Ruling in a lawsuit filed by Republicans in the House of Representatives, a federal judge has ruled that the subsidies, known as cost-sharing reduction payments, were never authorized by Congress, but the judge has allowed the payments to continue while the case is on appeal.
President Donald Trump has said he might stop the payments. His administration hasn’t said whether it plans to continue pursuing the appeal.
“The most important assumption is that we are assuming that the CSR [cost-sharing reduction] will be paid, otherwise our rates are not adequate and we will need to revise our filing,” Arkansas Blue Cross and Blue Shield said in its rate filing, emphasizing the statement in bold lettering.
The company did appear to factor in an increase in medical costs “due to the removal of the individual mandate,” although the size of the increase was redacted from the public version of the filing.
To enforce the mandate, the Affordable Care Act calls for most people who go without coverage to pay a penalty of 2.5 percent of their income above the tax filing threshold. Last year, the threshold was $10,350 for an individual or $20,700 for a married couple filing a joint tax return.
In response to a Jan. 20 executive order by Trump, the Internal Revenue Service said it would not reject federal tax returns that do not contain information about whether the taxpayer had health coverage in 2016. The agency said, however, that it will continue to enforce the mandate and that taxpayers who omit information “may receive follow-up questions and correspondence at a future date.”
With most or all of QualChoice’s individual-market premiums covered by Medicaid under Arkansas Works, Stock said, most of the customers in those plans don’t need the additional incentive to sign up.

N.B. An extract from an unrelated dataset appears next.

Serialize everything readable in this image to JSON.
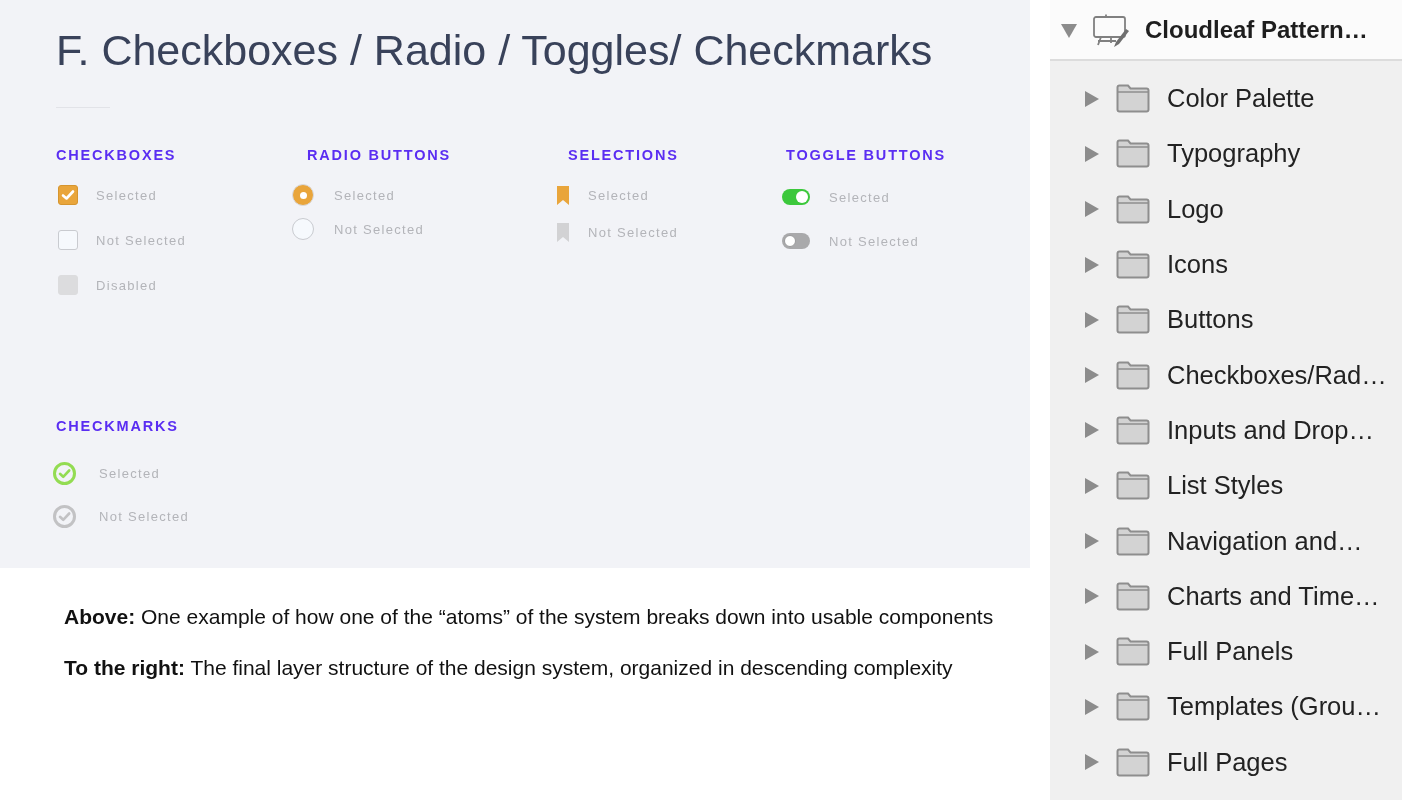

“The impact of the penalty on them is really kind of moot,” Stock said.